Making gains: Walmart’s marketplace has doubled in size over the past 18 months to reach 100,000 active sellers, according to Marketplace Pulse research.

  • Over the past few years, Walmart has opened its marketplace to international merchants from China, Canada, Japan, and the UK, according to our US Retail Ecommerce Marketplaces Forecast 2023 report.
  • Now, the marketplace offers around 400 million SKUs from marketplace sellers, up from 75 million pre-pandemic, per our report.

New and improved: To keep current sellers loyal and attract new ones to the platform, Walmart announced a slate of new marketplace features at its seller summit.

  • With Brand Shops and Brand Shelves, merchants can create their own dedicated storefronts to highlight specific products and differentiate themselves from the competition.
  • Merchants with physical stores can now use Walmart’s technology to enable in-store pickup and same-day delivery.
  • Sellers can also use Walmart Fulfillment Services to ship big and bulky items.

On the other hand: Amazon is bulking up its fulfillment services, too.

  • The ecommerce giant has relaunched its ground shipping service, Amazon Shipping, and reopened its Seller Fulfilled Prime program, which allows merchants to use logistic services other than Amazon’s own to deliver goods.
  • Amazon has also launched Supply Chain by Amazon, an end-to-end service that enables merchants to move goods quickly from manufacturers to customers’ doorsteps.

Walmart’s secret weapon: Though Walmart Inc. will generate only a fraction of what Amazon’s marketplace ecommerce sales will be this year ($8.57 billion vs $277.91 billion, per our forecast), its physical footprint gives it an advantage.

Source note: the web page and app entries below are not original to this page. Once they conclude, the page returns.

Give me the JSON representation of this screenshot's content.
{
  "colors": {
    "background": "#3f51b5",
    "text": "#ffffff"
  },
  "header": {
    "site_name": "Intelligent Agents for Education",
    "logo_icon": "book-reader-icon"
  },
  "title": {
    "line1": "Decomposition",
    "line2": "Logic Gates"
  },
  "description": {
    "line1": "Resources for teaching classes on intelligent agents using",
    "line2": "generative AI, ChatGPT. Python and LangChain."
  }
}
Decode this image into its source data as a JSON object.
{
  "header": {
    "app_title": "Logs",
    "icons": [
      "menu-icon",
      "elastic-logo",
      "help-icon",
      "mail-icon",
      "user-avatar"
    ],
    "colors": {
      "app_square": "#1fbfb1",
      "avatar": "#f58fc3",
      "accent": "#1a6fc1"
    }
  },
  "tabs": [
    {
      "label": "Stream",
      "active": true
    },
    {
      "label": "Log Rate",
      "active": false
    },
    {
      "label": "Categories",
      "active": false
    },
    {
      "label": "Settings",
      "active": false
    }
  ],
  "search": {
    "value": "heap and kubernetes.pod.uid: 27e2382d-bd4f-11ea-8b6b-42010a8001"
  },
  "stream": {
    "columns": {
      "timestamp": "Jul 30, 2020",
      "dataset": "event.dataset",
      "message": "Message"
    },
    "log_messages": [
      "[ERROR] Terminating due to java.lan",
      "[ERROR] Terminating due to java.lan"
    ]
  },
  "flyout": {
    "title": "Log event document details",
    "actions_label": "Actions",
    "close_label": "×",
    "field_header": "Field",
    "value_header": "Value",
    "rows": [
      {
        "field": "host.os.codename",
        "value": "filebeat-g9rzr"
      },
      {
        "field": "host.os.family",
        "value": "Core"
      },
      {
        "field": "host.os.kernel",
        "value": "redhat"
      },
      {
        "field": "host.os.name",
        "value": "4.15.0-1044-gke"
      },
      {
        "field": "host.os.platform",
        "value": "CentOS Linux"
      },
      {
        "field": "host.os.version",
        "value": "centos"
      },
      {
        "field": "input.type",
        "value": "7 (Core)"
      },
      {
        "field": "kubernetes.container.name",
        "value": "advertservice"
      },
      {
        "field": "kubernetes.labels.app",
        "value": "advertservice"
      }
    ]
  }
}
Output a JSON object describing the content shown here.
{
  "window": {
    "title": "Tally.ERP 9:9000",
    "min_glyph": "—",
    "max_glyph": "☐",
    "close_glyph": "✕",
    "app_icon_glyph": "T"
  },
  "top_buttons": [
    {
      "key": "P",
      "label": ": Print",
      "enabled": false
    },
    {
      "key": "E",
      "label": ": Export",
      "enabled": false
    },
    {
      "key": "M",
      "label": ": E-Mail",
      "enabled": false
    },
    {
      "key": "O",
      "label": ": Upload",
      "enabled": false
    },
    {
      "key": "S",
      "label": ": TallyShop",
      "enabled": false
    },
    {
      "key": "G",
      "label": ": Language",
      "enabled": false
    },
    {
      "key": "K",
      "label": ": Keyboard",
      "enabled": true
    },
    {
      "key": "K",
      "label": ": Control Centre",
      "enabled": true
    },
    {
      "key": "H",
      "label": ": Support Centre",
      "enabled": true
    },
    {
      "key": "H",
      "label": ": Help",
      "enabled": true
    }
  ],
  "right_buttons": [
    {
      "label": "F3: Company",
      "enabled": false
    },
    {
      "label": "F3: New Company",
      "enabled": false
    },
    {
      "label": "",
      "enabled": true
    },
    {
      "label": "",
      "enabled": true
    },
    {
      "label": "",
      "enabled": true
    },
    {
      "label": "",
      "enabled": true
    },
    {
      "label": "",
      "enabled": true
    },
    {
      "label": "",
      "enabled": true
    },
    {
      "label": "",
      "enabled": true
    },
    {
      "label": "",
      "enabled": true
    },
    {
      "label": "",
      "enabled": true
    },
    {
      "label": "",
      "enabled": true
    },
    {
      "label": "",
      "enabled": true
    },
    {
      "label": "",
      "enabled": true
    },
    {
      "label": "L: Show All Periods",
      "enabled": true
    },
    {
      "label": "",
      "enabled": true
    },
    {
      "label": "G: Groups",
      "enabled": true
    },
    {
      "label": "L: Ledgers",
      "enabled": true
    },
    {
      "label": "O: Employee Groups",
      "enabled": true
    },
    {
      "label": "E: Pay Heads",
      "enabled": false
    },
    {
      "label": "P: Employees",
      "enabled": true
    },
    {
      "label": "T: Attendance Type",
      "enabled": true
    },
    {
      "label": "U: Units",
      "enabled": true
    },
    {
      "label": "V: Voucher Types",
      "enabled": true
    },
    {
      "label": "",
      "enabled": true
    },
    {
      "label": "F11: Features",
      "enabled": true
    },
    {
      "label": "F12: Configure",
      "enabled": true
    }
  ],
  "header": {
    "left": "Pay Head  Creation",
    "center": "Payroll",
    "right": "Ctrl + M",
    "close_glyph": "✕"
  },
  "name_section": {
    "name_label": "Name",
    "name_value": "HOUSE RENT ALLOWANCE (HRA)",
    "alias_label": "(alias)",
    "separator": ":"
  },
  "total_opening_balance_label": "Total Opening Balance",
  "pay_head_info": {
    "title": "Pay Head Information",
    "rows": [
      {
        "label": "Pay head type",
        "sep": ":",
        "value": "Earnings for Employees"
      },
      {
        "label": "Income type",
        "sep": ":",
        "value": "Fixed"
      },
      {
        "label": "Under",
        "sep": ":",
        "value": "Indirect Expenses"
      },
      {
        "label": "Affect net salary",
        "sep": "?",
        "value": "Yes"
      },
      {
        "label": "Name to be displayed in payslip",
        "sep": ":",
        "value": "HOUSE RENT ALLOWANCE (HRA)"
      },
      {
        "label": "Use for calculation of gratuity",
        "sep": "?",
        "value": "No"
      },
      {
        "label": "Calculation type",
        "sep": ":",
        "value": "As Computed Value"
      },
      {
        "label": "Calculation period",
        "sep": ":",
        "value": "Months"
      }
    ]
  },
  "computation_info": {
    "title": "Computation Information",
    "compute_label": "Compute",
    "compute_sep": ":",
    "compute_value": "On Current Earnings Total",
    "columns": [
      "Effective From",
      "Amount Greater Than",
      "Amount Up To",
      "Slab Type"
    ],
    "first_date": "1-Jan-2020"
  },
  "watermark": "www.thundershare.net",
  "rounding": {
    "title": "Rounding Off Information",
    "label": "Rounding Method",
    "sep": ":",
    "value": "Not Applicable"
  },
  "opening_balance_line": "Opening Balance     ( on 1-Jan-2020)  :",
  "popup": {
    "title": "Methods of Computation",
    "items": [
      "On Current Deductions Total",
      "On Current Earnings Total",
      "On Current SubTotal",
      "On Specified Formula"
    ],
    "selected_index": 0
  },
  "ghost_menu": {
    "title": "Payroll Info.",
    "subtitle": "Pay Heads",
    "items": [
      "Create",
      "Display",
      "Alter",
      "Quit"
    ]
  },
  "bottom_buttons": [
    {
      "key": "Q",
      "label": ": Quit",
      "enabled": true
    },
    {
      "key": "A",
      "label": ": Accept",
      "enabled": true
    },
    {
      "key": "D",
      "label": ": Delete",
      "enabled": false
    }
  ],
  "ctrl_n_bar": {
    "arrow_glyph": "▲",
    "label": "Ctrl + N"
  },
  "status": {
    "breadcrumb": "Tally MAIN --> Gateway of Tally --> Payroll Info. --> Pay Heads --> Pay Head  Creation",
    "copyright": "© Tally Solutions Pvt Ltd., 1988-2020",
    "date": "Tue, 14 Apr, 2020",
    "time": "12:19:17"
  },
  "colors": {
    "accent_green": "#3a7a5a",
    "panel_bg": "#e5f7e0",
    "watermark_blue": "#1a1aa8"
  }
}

  • If Walmart used its stores as marketplace fulfillment centers (like it does with its own merchandise), it could speed up delivery times, potentially in a cheaper way.
  • This could also attract more sellers looking for quicker fulfillment options.

“Walmart’s unique strength in online retail comes from retail stores that fulfill 50% of online orders,” wrote Juozas Kaziukėnas, founder of Marketplace Pulse, in a recent post. “[But] the marketplace doesn’t integrate into that … that’s the critical integration to unlock, more important than the next 100,000 sellers and their 100s of millions of products.”

 

This was originally featured in the Retail Daily newsletter. For more retail insights, statistics, and trends, subscribe here.